So where will the Democratic presidential candidates be campaigning that weekend? Try Michigan - which happens to be the other state where Democrats are blowing off the DNC rules allowing only Iowa, New Hampshire, Nevada and South Carolina to hold elections before Feb. 5. The divine Democratic overlords (state Democratic chairmen) in those four early states who organized the boycott of Florida and Michigan have deigned to allow the candidates to address the Arab American Institute's national leadership conference.
"We believe that the Arab-American community is an important constituency, and we are sensitive to your concerns. For this specific one pre-scheduled national event in Michigan, this request will be acceptable," wrote the merciful and all powerful early state chairmen.
A four-state axis of conventional evil
That kind of attitude by states smaller than some Florida counties naturally has some Democrats a tad perturbed. Senate Democratic leader Steve Geller last week called them "four terrorist states. You know, the axis of evil."
South Carolina Democratic chairwoman Carol Fowler, who played a lead role in drafting the DNC rules and candidate pledge not to campaign in Florida, said she feels bad about this, really she does, but everybody knew the rules from the start.
"I like Florida, and I love to go there, but I'm afraid to go down there right now. I'm afraid people might shoot me," she quipped.
Columnist sees Martinez leaving RNC post
Republican columnist Robert Novak writes that Florida Sen. Mel Martinez is likely to step down as general chairman of the Republican National Committee once someone locks up the presidential nomination, probably in February.
"When Martinez took the party post Jan. 19, it was expected he would stay on through the 2008 elections as the GOP's principal national spokesman," Novak wrote. "Many Republicans now grumble that Martinez has been ineffective in that role, partly because he has been drowned out by the many presidential hopefuls."
RNC spokesman Danny Diaz said Martinez will remain general chairman, focusing on key national issues and electing Republicans.
State Democrats ponder a test pledge
If Iowa, New Hampshire, South Carolina and Nevada Democrats can pressure presidential candidates to sign a pledge not to campaign in Florida, maybe Florida Democrats should test their own might. The state party is looking at asking the presidential hopefuls to pledge that as the nominee they would help restore the 210 delegates to the national convention that the DNC is stripping away.

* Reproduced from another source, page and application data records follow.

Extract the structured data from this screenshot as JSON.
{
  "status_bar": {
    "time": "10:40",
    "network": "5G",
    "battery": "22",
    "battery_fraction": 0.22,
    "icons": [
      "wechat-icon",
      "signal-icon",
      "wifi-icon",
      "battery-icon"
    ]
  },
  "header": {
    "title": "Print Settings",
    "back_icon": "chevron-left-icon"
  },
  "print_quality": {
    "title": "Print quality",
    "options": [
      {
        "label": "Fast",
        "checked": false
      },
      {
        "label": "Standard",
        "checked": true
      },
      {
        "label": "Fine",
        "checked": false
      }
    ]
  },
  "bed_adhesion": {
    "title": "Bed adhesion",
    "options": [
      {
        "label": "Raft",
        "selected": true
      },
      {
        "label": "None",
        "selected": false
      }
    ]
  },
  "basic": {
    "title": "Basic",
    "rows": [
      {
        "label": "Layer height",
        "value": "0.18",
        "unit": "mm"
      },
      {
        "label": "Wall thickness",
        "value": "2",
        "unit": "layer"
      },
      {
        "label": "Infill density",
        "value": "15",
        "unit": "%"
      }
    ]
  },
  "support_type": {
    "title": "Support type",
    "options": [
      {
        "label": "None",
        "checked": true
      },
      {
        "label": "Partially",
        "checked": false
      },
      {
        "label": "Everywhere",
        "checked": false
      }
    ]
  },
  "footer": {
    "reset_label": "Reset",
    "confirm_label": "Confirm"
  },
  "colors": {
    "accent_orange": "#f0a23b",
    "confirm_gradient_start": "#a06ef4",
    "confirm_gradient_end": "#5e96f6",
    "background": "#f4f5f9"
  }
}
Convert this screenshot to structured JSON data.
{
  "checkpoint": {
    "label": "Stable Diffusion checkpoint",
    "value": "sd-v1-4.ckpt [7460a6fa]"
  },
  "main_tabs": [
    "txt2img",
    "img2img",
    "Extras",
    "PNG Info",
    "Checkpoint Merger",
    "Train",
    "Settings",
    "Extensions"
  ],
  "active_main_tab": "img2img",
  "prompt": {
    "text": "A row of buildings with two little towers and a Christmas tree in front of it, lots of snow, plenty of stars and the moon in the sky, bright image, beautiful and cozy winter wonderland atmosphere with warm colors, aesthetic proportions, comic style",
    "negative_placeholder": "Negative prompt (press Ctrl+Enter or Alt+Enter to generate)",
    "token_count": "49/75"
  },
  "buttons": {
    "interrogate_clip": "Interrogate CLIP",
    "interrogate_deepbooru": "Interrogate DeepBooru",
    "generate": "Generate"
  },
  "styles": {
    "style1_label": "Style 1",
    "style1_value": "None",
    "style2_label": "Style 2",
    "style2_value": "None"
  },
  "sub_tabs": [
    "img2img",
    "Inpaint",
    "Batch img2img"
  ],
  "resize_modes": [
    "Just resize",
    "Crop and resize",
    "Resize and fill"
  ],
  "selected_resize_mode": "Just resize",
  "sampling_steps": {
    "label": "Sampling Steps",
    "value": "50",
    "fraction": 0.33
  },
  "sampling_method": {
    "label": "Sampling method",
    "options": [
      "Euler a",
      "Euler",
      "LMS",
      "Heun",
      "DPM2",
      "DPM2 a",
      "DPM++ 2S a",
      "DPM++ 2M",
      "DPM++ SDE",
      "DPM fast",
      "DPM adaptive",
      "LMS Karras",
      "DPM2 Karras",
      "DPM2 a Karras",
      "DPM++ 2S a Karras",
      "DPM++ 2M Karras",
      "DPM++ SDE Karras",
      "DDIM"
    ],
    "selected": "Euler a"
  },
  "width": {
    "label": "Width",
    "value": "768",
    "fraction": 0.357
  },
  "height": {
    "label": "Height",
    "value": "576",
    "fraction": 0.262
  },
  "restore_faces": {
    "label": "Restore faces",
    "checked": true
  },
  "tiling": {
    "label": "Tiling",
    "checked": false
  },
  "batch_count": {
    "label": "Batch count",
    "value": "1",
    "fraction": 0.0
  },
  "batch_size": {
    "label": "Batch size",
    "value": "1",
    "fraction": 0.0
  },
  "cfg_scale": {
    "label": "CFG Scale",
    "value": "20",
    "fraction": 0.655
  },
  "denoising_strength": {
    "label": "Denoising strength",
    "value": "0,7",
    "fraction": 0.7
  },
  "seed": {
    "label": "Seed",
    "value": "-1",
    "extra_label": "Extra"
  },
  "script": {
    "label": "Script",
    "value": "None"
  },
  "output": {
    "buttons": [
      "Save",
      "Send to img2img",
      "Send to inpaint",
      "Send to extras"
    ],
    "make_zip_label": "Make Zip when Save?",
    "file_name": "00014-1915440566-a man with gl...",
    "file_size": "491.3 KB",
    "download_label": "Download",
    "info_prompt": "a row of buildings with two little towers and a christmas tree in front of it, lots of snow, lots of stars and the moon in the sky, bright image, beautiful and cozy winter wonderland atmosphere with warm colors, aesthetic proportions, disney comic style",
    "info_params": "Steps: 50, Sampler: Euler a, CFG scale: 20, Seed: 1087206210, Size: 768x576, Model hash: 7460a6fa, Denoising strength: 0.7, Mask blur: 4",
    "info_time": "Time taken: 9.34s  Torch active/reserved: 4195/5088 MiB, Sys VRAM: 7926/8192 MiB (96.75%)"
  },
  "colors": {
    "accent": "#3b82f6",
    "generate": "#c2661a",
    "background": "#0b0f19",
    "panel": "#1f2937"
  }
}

"Let's start putting them to the test," Democratic National Committee member Janee Murphy said in a conference call with receptive party leaders Saturday. "You think Florida's important? ... Have a pledge to us.
Dern is Harris in HBO drama, 'Variety' says
Variety reports that Laura Dern will play former Florida Secretary of State Katherine Harris in HBO's upcoming drama Recount, about, well you know. Other cast members announced: Kevin Spacey as former Al Gore chief of staff Ron Klain, Denis Leary as Democratic operative Michael Whouley,Tom Wilkinson as Republican James Baker, Bob Balaban as the lead Bush/Cheney attorney Ben Ginsberg, and Ed Begley Jr. as the Democrats' lead attorney, David Boies.
'Frustrated' Florida voters still waiting
So how are Florida voters feeling these days about their state leaders? "They're frustrated. They're very frustrated," said state Rep. Ed Hooper, R-Clearwater, noting that leaders have promised them big cuts in insurance premiums and property tax bills that haven't yet happened.
The first-term Republican spoke on Political Connections in an interview airing today at 11 a.m. and 6:30 p.m.